So when I arrived in the US and was taken by my husband to a Baskin Robbins (32 flavors) I was astonished and delighted. I made it a goal to try all the flavors which might be worth eating. Mint chocolate chip? How sophisticated. Nutty coconut? An inspired recipe. Butter pecan? It contained those nuts I’d only heard about back in England. And then Jamoca, my true love. My husband, on the other hand, stuck to the only flavor he really liked – Pralines ‘n’ Cream. In the large size.
Soon however, the siren song of Haagen Dazs was heard throughout the land. Their ice cream was better, richer and more imaginative, said Jay. He was never going back to Baskin Robbins. Vanilla Swiss Almond, Amaretto Almond Crunch and Rum Raisin were fine for me. But my husband found his true love and stuck to it. At first it was Macadamia Nut ice cream, and then they introduced Macadamia Brittle, the King of ice creams, according to Jay. There was one drawback. If we arrived at a Haagen Dazs shop or a supermarket where they didn’t stock one of those macadamia flavors, language ensued. And it was becoming clear, as the years went by, that macadamia nut ice creams were becoming harder to find – something to do with the macadamia crop in Hawaii becoming too expensive. But Jay was not despondent for too long.
We bought a little House in New Hampshire, and the local ice cream there, was, of course, Ben & Jerry’s. I approved of this ice cream, made by a couple of hippies who were obviously stoned when they came up with flavors like Cherry Garcia, Wavy Gravy and Phish Food. Jay was happy again – even when they retired one flavor, there was always another coming along the conveyor belt. So Southern Pecan Pie was followed by Rainforest Crunch and then Karamel Sutra. For me it was always Coffee Heath Bar Crunch, even though they had to call it Coffee Toffee Crunch for a while (for legal reasons, I think).

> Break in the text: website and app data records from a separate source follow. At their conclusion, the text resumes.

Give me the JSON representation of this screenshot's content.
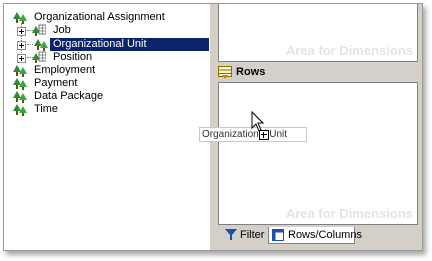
{
  "tree": {
    "items": [
      {
        "label": "Organizational Assignment",
        "icon": "green-tree-icon"
      },
      {
        "label": "Job",
        "icon": "grid-tree-icon"
      },
      {
        "label": "Organizational Unit",
        "icon": "green-tree-icon",
        "selected": true
      },
      {
        "label": "Position",
        "icon": "grid-tree-icon"
      },
      {
        "label": "Employment",
        "icon": "green-tree-icon"
      },
      {
        "label": "Payment",
        "icon": "green-tree-icon"
      },
      {
        "label": "Data Package",
        "icon": "green-tree-icon"
      },
      {
        "label": "Time",
        "icon": "green-tree-icon"
      }
    ]
  },
  "areas": {
    "columns_watermark": "Area for Dimensions",
    "rows_header": "Rows",
    "rows_watermark": "Area for Dimensions"
  },
  "tabs": [
    {
      "label": "Filter",
      "icon": "filter-funnel-icon"
    },
    {
      "label": "Rows/Columns",
      "icon": "rows-columns-icon",
      "active": true
    }
  ],
  "drag": {
    "label": "Organizational Unit",
    "badge": "+"
  },
  "colors": {
    "selection": "#0a246a",
    "panel": "#d4d0c8",
    "tree_green": "#2e8b2e"
  }
}
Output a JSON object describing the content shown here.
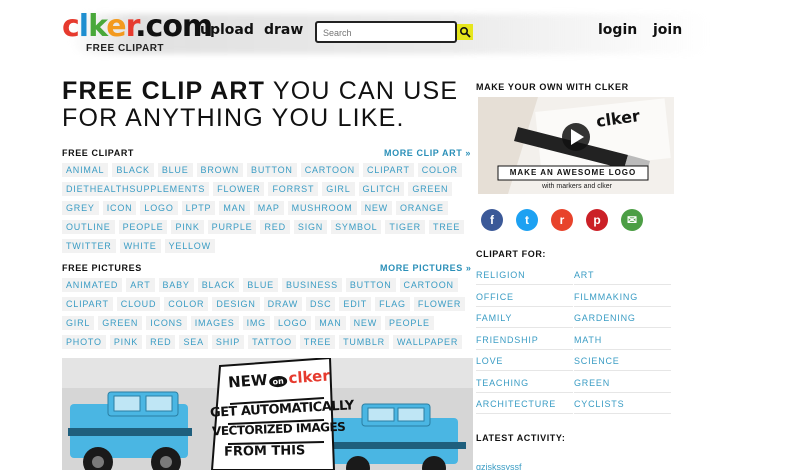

Then tragedy struck. The little ice cream parlor in our town stopped serving Ben & Jerry’s. They still sold ice cream, but it just didn’t have the oomph that Jay needed. Until last summer. Suddenly, he discovered the Walpole Creamery and their Caramel Cashew Chip. We were driving along in the middle of farm country after picking blueberries nearby, and suddenly Jay swerved off the road. He’d seen a sign, he said. I thought maybe he’d had some sort of epiphany, but the sign turned out to be a modest cutout of an ice cream cone. “We deserve a reward for picking all those blueberries,” he said. And he’s been going back ever since. (The blueberries have long since stopped being an excuse.)
“This is, hands down, the best ice cream ever,” he announced recently, with the air of a man who would never stoop so low as Ben & Jerry’s again. I sometimes wonder, rather uncharitably, whether the fact that their small cone appears to contain 7 scoops of ice cream has something to do with Jay’s devotion…
Being a bit older now and, he assures me, much wiser, Jay now has a backup plan in the event that the Walpole creamery ice cream is not available. Only 20 miles away, he knows a little spot called the Scoop, where he swears the ice cream is the best ever.
I, on the other hand, don’t worry about finding the perfect ice cream for myself. Jay may mock, but dear old Haagen Dazs has finally produced a coffee ice cream which comes in small paper cups, with a little plastic spoon to eat it with. That’s what I love about ice cream – some things never change.